== Source material ==

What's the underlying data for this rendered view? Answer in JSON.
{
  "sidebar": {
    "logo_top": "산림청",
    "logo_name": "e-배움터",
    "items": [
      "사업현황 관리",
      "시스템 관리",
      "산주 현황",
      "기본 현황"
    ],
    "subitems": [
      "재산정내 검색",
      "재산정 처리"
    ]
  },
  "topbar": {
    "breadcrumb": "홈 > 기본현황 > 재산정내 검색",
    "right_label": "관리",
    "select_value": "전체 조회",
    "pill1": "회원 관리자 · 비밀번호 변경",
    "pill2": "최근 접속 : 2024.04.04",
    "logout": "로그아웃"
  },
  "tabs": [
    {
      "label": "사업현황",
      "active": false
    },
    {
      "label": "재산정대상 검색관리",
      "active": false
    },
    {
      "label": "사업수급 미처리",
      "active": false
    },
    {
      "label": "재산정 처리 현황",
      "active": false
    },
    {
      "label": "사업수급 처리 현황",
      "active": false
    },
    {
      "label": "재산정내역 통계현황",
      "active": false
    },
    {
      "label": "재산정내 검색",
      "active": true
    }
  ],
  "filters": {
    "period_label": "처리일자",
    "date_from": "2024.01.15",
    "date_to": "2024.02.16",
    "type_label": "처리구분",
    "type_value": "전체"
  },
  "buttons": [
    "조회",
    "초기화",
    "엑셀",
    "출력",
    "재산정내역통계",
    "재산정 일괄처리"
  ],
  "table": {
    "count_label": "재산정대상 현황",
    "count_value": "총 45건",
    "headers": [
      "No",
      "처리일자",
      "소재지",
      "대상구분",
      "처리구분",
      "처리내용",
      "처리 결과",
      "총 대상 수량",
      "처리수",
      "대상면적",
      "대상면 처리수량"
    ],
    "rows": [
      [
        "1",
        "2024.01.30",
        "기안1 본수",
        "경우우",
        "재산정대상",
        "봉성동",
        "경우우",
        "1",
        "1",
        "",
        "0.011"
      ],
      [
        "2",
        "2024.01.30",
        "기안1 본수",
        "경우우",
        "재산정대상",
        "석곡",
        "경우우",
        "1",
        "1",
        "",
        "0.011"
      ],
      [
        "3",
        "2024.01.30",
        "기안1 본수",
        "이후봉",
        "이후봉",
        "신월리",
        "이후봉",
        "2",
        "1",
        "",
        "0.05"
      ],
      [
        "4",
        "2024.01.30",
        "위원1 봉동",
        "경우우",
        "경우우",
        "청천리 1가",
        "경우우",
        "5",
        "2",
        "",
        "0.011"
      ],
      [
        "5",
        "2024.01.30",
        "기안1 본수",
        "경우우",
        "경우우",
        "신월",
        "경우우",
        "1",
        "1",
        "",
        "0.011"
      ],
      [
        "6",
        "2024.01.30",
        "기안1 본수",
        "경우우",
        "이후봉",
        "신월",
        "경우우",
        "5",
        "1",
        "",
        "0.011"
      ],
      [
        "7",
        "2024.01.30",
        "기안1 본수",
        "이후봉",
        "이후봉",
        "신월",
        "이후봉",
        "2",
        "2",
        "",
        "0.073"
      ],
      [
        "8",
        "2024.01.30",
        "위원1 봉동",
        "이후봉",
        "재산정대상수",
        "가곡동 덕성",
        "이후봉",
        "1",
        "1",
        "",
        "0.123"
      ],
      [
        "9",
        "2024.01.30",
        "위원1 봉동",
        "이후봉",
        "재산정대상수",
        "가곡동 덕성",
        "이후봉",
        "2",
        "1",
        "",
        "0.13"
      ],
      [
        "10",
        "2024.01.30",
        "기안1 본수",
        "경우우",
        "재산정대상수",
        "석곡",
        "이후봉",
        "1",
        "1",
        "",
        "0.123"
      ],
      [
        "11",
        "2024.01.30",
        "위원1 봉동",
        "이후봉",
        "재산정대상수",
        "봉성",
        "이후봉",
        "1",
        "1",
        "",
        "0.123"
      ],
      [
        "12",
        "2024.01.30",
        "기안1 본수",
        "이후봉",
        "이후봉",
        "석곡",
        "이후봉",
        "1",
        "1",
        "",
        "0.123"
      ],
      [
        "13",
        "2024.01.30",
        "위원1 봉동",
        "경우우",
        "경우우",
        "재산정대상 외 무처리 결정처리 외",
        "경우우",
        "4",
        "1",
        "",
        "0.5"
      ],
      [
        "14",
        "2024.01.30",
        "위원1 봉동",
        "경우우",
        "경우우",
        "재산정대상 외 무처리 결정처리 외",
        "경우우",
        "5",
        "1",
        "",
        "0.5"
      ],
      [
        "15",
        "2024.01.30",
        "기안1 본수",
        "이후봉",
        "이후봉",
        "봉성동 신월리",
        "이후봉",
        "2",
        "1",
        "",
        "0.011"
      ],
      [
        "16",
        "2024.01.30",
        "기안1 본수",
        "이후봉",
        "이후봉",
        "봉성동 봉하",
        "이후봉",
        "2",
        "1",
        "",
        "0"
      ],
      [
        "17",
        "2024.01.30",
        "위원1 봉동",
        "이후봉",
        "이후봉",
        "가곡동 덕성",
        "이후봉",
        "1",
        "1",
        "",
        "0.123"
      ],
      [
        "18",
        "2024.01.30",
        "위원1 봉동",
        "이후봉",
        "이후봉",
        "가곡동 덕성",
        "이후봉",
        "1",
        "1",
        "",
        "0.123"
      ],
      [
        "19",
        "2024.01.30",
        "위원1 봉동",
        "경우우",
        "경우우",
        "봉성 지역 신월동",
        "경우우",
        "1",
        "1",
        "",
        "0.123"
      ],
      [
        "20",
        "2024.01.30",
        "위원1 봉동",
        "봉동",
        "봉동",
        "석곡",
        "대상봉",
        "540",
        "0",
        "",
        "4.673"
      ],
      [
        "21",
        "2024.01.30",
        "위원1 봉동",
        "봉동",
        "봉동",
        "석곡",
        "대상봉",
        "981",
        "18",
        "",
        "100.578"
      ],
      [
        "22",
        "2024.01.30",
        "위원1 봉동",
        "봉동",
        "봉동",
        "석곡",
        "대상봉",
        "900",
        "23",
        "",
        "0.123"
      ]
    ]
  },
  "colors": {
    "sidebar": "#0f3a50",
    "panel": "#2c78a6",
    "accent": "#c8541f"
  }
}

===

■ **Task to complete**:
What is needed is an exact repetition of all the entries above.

■ **Result of this exercise**:
What's the underlying data for this rendered view? Answer in JSON.
{
  "sidebar": {
    "logo_top": "산림청",
    "logo_name": "e-배움터",
    "items": [
      "사업현황 관리",
      "시스템 관리",
      "산주 현황",
      "기본 현황"
    ],
    "subitems": [
      "재산정내 검색",
      "재산정 처리"
    ]
  },
  "topbar": {
    "breadcrumb": "홈 > 기본현황 > 재산정내 검색",
    "right_label": "관리",
    "select_value": "전체 조회",
    "pill1": "회원 관리자 · 비밀번호 변경",
    "pill2": "최근 접속 : 2024.04.04",
    "logout": "로그아웃"
  },
  "tabs": [
    {
      "label": "사업현황",
      "active": false
    },
    {
      "label": "재산정대상 검색관리",
      "active": false
    },
    {
      "label": "사업수급 미처리",
      "active": false
    },
    {
      "label": "재산정 처리 현황",
      "active": false
    },
    {
      "label": "사업수급 처리 현황",
      "active": false
    },
    {
      "label": "재산정내역 통계현황",
      "active": false
    },
    {
      "label": "재산정내 검색",
      "active": true
    }
  ],
  "filters": {
    "period_label": "처리일자",
    "date_from": "2024.01.15",
    "date_to": "2024.02.16",
    "type_label": "처리구분",
    "type_value": "전체"
  },
  "buttons": [
    "조회",
    "초기화",
    "엑셀",
    "출력",
    "재산정내역통계",
    "재산정 일괄처리"
  ],
  "table": {
    "count_label": "재산정대상 현황",
    "count_value": "총 45건",
    "headers": [
      "No",
      "처리일자",
      "소재지",
      "대상구분",
      "처리구분",
      "처리내용",
      "처리 결과",
      "총 대상 수량",
      "처리수",
      "대상면적",
      "대상면 처리수량"
    ],
    "rows": [
      [
        "1",
        "2024.01.30",
        "기안1 본수",
        "경우우",
        "재산정대상",
        "봉성동",
        "경우우",
        "1",
        "1",
        "",
        "0.011"
      ],
      [
        "2",
        "2024.01.30",
        "기안1 본수",
        "경우우",
        "재산정대상",
        "석곡",
        "경우우",
        "1",
        "1",
        "",
        "0.011"
      ],
      [
        "3",
        "2024.01.30",
        "기안1 본수",
        "이후봉",
        "이후봉",
        "신월리",
        "이후봉",
        "2",
        "1",
        "",
        "0.05"
      ],
      [
        "4",
        "2024.01.30",
        "위원1 봉동",
        "경우우",
        "경우우",
        "청천리 1가",
        "경우우",
        "5",
        "2",
        "",
        "0.011"
      ],
      [
        "5",
        "2024.01.30",
        "기안1 본수",
        "경우우",
        "경우우",
        "신월",
        "경우우",
        "1",
        "1",
        "",
        "0.011"
      ],
      [
        "6",
        "2024.01.30",
        "기안1 본수",
        "경우우",
        "이후봉",
        "신월",
        "경우우",
        "5",
        "1",
        "",
        "0.011"
      ],
      [
        "7",
        "2024.01.30",
        "기안1 본수",
        "이후봉",
        "이후봉",
        "신월",
        "이후봉",
        "2",
        "2",
        "",
        "0.073"
      ],
      [
        "8",
        "2024.01.30",
        "위원1 봉동",
        "이후봉",
        "재산정대상수",
        "가곡동 덕성",
        "이후봉",
        "1",
        "1",
        "",
        "0.123"
      ],
      [
        "9",
        "2024.01.30",
        "위원1 봉동",
        "이후봉",
        "재산정대상수",
        "가곡동 덕성",
        "이후봉",
        "2",
        "1",
        "",
        "0.13"
      ],
      [
        "10",
        "2024.01.30",
        "기안1 본수",
        "경우우",
        "재산정대상수",
        "석곡",
        "이후봉",
        "1",
        "1",
        "",
        "0.123"
      ],
      [
        "11",
        "2024.01.30",
        "위원1 봉동",
        "이후봉",
        "재산정대상수",
        "봉성",
        "이후봉",
        "1",
        "1",
        "",
        "0.123"
      ],
      [
        "12",
        "2024.01.30",
        "기안1 본수",
        "이후봉",
        "이후봉",
        "석곡",
        "이후봉",
        "1",
        "1",
        "",
        "0.123"
      ],
      [
        "13",
        "2024.01.30",
        "위원1 봉동",
        "경우우",
        "경우우",
        "재산정대상 외 무처리 결정처리 외",
        "경우우",
        "4",
        "1",
        "",
        "0.5"
      ],
      [
        "14",
        "2024.01.30",
        "위원1 봉동",
        "경우우",
        "경우우",
        "재산정대상 외 무처리 결정처리 외",
        "경우우",
        "5",
        "1",
        "",
        "0.5"
      ],
      [
        "15",
        "2024.01.30",
        "기안1 본수",
        "이후봉",
        "이후봉",
        "봉성동 신월리",
        "이후봉",
        "2",
        "1",
        "",
        "0.011"
      ],
      [
        "16",
        "2024.01.30",
        "기안1 본수",
        "이후봉",
        "이후봉",
        "봉성동 봉하",
        "이후봉",
        "2",
        "1",
        "",
        "0"
      ],
      [
        "17",
        "2024.01.30",
        "위원1 봉동",
        "이후봉",
        "이후봉",
        "가곡동 덕성",
        "이후봉",
        "1",
        "1",
        "",
        "0.123"
      ],
      [
        "18",
        "2024.01.30",
        "위원1 봉동",
        "이후봉",
        "이후봉",
        "가곡동 덕성",
        "이후봉",
        "1",
        "1",
        "",
        "0.123"
      ],
      [
        "19",
        "2024.01.30",
        "위원1 봉동",
        "경우우",
        "경우우",
        "봉성 지역 신월동",
        "경우우",
        "1",
        "1",
        "",
        "0.123"
      ],
      [
        "20",
        "2024.01.30",
        "위원1 봉동",
        "봉동",
        "봉동",
        "석곡",
        "대상봉",
        "540",
        "0",
        "",
        "4.673"
      ],
      [
        "21",
        "2024.01.30",
        "위원1 봉동",
        "봉동",
        "봉동",
        "석곡",
        "대상봉",
        "981",
        "18",
        "",
        "100.578"
      ],
      [
        "22",
        "2024.01.30",
        "위원1 봉동",
        "봉동",
        "봉동",
        "석곡",
        "대상봉",
        "900",
        "23",
        "",
        "0.123"
      ]
    ]
  },
  "colors": {
    "sidebar": "#0f3a50",
    "panel": "#2c78a6",
    "accent": "#c8541f"
  }
}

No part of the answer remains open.